[Page and application data records]
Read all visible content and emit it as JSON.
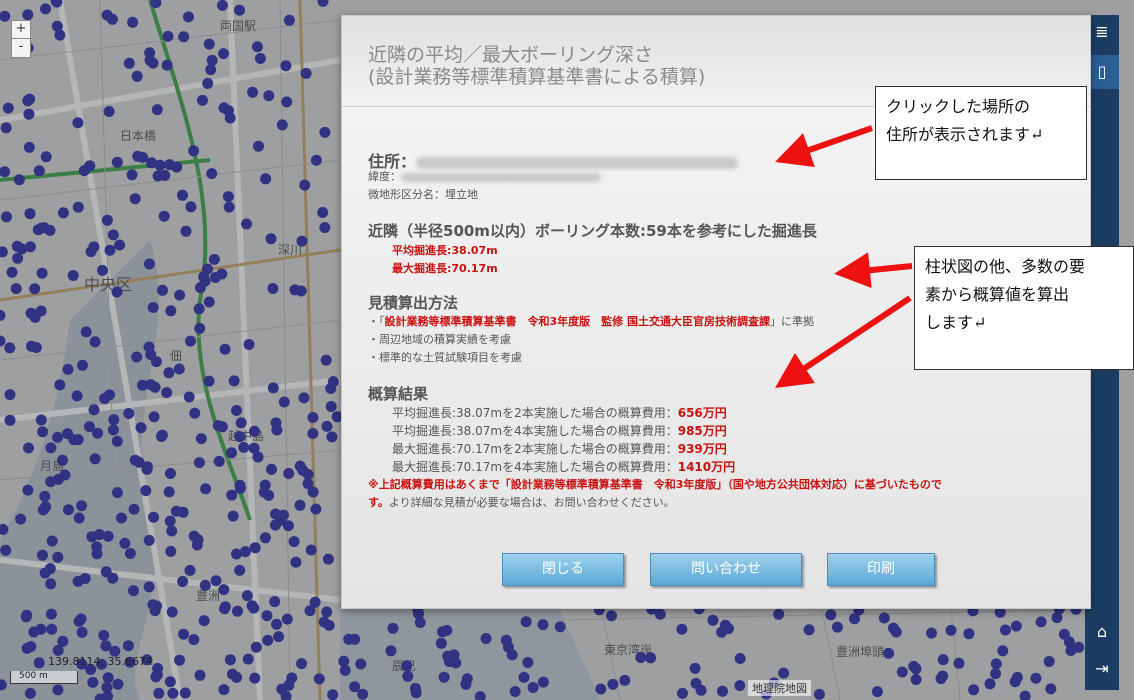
{
  "map": {
    "zoom_in": "+",
    "zoom_out": "-",
    "coordinates": "139.8114, 35.6674",
    "scale": "500 m",
    "attribution": "地理院地図",
    "labels": [
      "両国駅",
      "日本橋",
      "中央区",
      "深川",
      "佃",
      "月島",
      "越中島",
      "豊洲",
      "辰巳",
      "東京湾岸",
      "豊洲埠頭"
    ]
  },
  "sidebar": {
    "layers_icon": "≣",
    "mouse_icon": "▯",
    "home_icon": "⌂",
    "logout_icon": "⇥"
  },
  "dialog": {
    "title_line1": "近隣の平均／最大ボーリング深さ",
    "title_line2": "(設計業務等標準積算基準書による積算)",
    "address_label": "住所：",
    "latlon_label": "緯度：",
    "terrain_label": "微地形区分名：埋立地",
    "nearby_heading": "近隣（半径500m以内）ボーリング本数:59本を参考にした掘進長",
    "avg_depth": "平均掘進長:38.07m",
    "max_depth": "最大掘進長:70.17m",
    "method_heading": "見積算出方法",
    "method_items": [
      {
        "pre": "・「",
        "red": "設計業務等標準積算基準書　令和3年度版　監修 国土交通大臣官房技術調査課",
        "post": "」に準拠"
      },
      {
        "pre": "・周辺地域の積算実績を考慮",
        "red": "",
        "post": ""
      },
      {
        "pre": "・標準的な土質試験項目を考慮",
        "red": "",
        "post": ""
      }
    ],
    "result_heading": "概算結果",
    "results": [
      {
        "label": "平均掘進長:38.07mを2本実施した場合の概算費用：",
        "value": "656万円"
      },
      {
        "label": "平均掘進長:38.07mを4本実施した場合の概算費用：",
        "value": "985万円"
      },
      {
        "label": "最大掘進長:70.17mを2本実施した場合の概算費用：",
        "value": "939万円"
      },
      {
        "label": "最大掘進長:70.17mを4本実施した場合の概算費用：",
        "value": "1410万円"
      }
    ],
    "note_red_1": "※上記概算費用はあくまで「設計業務等標準積算基準書　令和3年度版」（国や地方公共団体対応）に基づいたもので",
    "note_red_2": "す。",
    "note_plain": "より詳細な見積が必要な場合は、お問い合わせください。",
    "buttons": {
      "close": "閉じる",
      "contact": "問い合わせ",
      "print": "印刷"
    }
  },
  "callouts": {
    "address": {
      "line1": "クリックした場所の",
      "line2": "住所が表示されます↵"
    },
    "estimate": {
      "line1": "柱状図の他、多数の要",
      "line2": "素から概算値を算出",
      "line3": "します↵"
    }
  },
  "colors": {
    "accent_red": "#cc1111",
    "button_blue": "#5aa8d6",
    "sidebar_navy": "#1c3d63",
    "boring_dot": "#2a2aa8"
  }
}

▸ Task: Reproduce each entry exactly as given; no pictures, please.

▸ Exercise answer:
Read all visible content and emit it as JSON.
{
  "map": {
    "zoom_in": "+",
    "zoom_out": "-",
    "coordinates": "139.8114, 35.6674",
    "scale": "500 m",
    "attribution": "地理院地図",
    "labels": [
      "両国駅",
      "日本橋",
      "中央区",
      "深川",
      "佃",
      "月島",
      "越中島",
      "豊洲",
      "辰巳",
      "東京湾岸",
      "豊洲埠頭"
    ]
  },
  "sidebar": {
    "layers_icon": "≣",
    "mouse_icon": "▯",
    "home_icon": "⌂",
    "logout_icon": "⇥"
  },
  "dialog": {
    "title_line1": "近隣の平均／最大ボーリング深さ",
    "title_line2": "(設計業務等標準積算基準書による積算)",
    "address_label": "住所：",
    "latlon_label": "緯度：",
    "terrain_label": "微地形区分名：埋立地",
    "nearby_heading": "近隣（半径500m以内）ボーリング本数:59本を参考にした掘進長",
    "avg_depth": "平均掘進長:38.07m",
    "max_depth": "最大掘進長:70.17m",
    "method_heading": "見積算出方法",
    "method_items": [
      {
        "pre": "・「",
        "red": "設計業務等標準積算基準書　令和3年度版　監修 国土交通大臣官房技術調査課",
        "post": "」に準拠"
      },
      {
        "pre": "・周辺地域の積算実績を考慮",
        "red": "",
        "post": ""
      },
      {
        "pre": "・標準的な土質試験項目を考慮",
        "red": "",
        "post": ""
      }
    ],
    "result_heading": "概算結果",
    "results": [
      {
        "label": "平均掘進長:38.07mを2本実施した場合の概算費用：",
        "value": "656万円"
      },
      {
        "label": "平均掘進長:38.07mを4本実施した場合の概算費用：",
        "value": "985万円"
      },
      {
        "label": "最大掘進長:70.17mを2本実施した場合の概算費用：",
        "value": "939万円"
      },
      {
        "label": "最大掘進長:70.17mを4本実施した場合の概算費用：",
        "value": "1410万円"
      }
    ],
    "note_red_1": "※上記概算費用はあくまで「設計業務等標準積算基準書　令和3年度版」（国や地方公共団体対応）に基づいたもので",
    "note_red_2": "す。",
    "note_plain": "より詳細な見積が必要な場合は、お問い合わせください。",
    "buttons": {
      "close": "閉じる",
      "contact": "問い合わせ",
      "print": "印刷"
    }
  },
  "callouts": {
    "address": {
      "line1": "クリックした場所の",
      "line2": "住所が表示されます↵"
    },
    "estimate": {
      "line1": "柱状図の他、多数の要",
      "line2": "素から概算値を算出",
      "line3": "します↵"
    }
  },
  "colors": {
    "accent_red": "#cc1111",
    "button_blue": "#5aa8d6",
    "sidebar_navy": "#1c3d63",
    "boring_dot": "#2a2aa8"
  }
}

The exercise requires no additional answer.